Following the hearing, the adjudicator issues a written decision either confirming the original Determination by the certifier or remanding the Determination by the certifier. If the Determination is remanded the certifier must submit a written response to the MSC, the fishery and the objector.  The adjudicator then either accepts the response as an adequate resolution of the matters raised in the remand and approves the original (or amended Determination) or upholds the objection.  The certifier then amends the Final Report and Determination in the light of the findings and this forms the basis for the Public Certification Report.

Link to news item:

Thursday, February 4, 2010

Fraser Sockeye - Marine Stewardship Council Defends Certification Process

Kerry Coughlin, MSC regional director for the Americas, defends the MSC certification process currently ongoing for four sockeye salmon fisheries on Canada's Pacific coast in a February 1 article published by "The Tyee"

The independent MSC certifier for this fishery, Halifax based TAVEL (recently taken over by Moody International), submitted its final report for four Sockeye fisheries - Fraser, Skeena, Nass and Barkely on January 18 2010.  The assessment has been ongoing since 2003. In the final certification report by TAVEL, all four fisheries scored high, between 82 and 97 out of 100 accross the 3 MSC principles. 
TAVEL Scoring

The MSC process provides for expert review and public comment on the certifier's report before it is finalized. One would have to dig into the documentation to see how extensive these were and whether or not TAVEL adequately addressed them and revised their report.  Despite the high score, a number of conditions were set by TAVEL which need to be addressed by the fishing industry within a specified time period should certification be granted by MSC.

Currently the TAVEL determinations are under a 15 working day period during which a party may lodge a statement of intent to object to the determinations reached. Those lodging an objection that is allowed to proceed have to pony up 15K British Pounds to cover the cost of the process which is overseen by an independent adjudicator on the payroll of MSC.

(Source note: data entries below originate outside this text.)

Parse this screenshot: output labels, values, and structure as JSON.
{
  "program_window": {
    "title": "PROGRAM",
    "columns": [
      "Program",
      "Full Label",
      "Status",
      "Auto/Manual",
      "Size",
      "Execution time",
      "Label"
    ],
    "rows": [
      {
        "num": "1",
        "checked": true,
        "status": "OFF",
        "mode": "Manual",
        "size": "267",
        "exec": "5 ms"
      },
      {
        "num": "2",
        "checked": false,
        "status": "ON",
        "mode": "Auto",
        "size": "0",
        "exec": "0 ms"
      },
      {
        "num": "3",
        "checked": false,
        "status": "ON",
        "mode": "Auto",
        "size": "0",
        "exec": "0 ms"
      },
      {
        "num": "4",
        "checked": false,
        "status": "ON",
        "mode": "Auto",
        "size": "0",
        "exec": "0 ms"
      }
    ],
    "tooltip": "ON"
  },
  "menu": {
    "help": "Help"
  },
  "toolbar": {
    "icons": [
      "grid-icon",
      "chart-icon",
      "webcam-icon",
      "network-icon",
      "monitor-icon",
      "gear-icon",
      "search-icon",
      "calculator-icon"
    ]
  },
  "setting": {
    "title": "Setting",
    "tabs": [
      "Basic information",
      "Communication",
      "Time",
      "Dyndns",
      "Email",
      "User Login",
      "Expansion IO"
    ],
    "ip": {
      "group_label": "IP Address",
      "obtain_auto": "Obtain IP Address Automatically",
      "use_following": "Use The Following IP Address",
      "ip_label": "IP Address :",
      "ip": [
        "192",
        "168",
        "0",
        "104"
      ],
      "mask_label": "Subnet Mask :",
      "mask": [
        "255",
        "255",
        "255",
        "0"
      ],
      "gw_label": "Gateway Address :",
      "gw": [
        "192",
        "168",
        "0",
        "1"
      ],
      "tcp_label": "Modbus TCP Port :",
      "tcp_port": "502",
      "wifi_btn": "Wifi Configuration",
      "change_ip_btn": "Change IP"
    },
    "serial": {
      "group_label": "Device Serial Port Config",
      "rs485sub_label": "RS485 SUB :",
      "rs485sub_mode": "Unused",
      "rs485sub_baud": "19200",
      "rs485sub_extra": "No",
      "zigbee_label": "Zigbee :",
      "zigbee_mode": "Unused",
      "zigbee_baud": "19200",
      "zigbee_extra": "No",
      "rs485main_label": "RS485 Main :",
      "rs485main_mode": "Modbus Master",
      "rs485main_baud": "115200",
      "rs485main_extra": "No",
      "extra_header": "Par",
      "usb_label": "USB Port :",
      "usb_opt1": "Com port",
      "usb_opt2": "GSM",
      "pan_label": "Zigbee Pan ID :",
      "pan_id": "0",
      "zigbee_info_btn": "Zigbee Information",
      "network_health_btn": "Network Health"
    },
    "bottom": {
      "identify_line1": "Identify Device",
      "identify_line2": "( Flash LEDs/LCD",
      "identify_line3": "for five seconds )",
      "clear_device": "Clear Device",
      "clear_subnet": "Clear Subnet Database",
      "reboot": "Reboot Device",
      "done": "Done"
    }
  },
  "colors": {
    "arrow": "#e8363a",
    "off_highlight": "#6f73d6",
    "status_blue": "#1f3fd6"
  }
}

Clearly this is a controversial assessment.  The return in 2009 of 1,370,000 was 13% of the pre-season forecast of 10,488,000 and the lowest in over 50 years. Thus far there is no evidence that this decline was due to overfishing and is more likely related to reduced productivity occurred after the juvenile fish began their migration to the ocean.  However, habitat and environmental degredation are serious concerns in this regard, including those related to the mushrooming Norwegian-owned salmon farms throughout the region.  Canada has launched a Judicial Inquiry to investigate the cause for the run collapse.  Some of the genetic components of these four fisheries have also been red-listed under the IUCN

In the Tyee interview, Kerry Coughlin would seem to suggest that if commercial fishing is not the cause of the Fraser decline, then the decline is not a reason to disallow certification.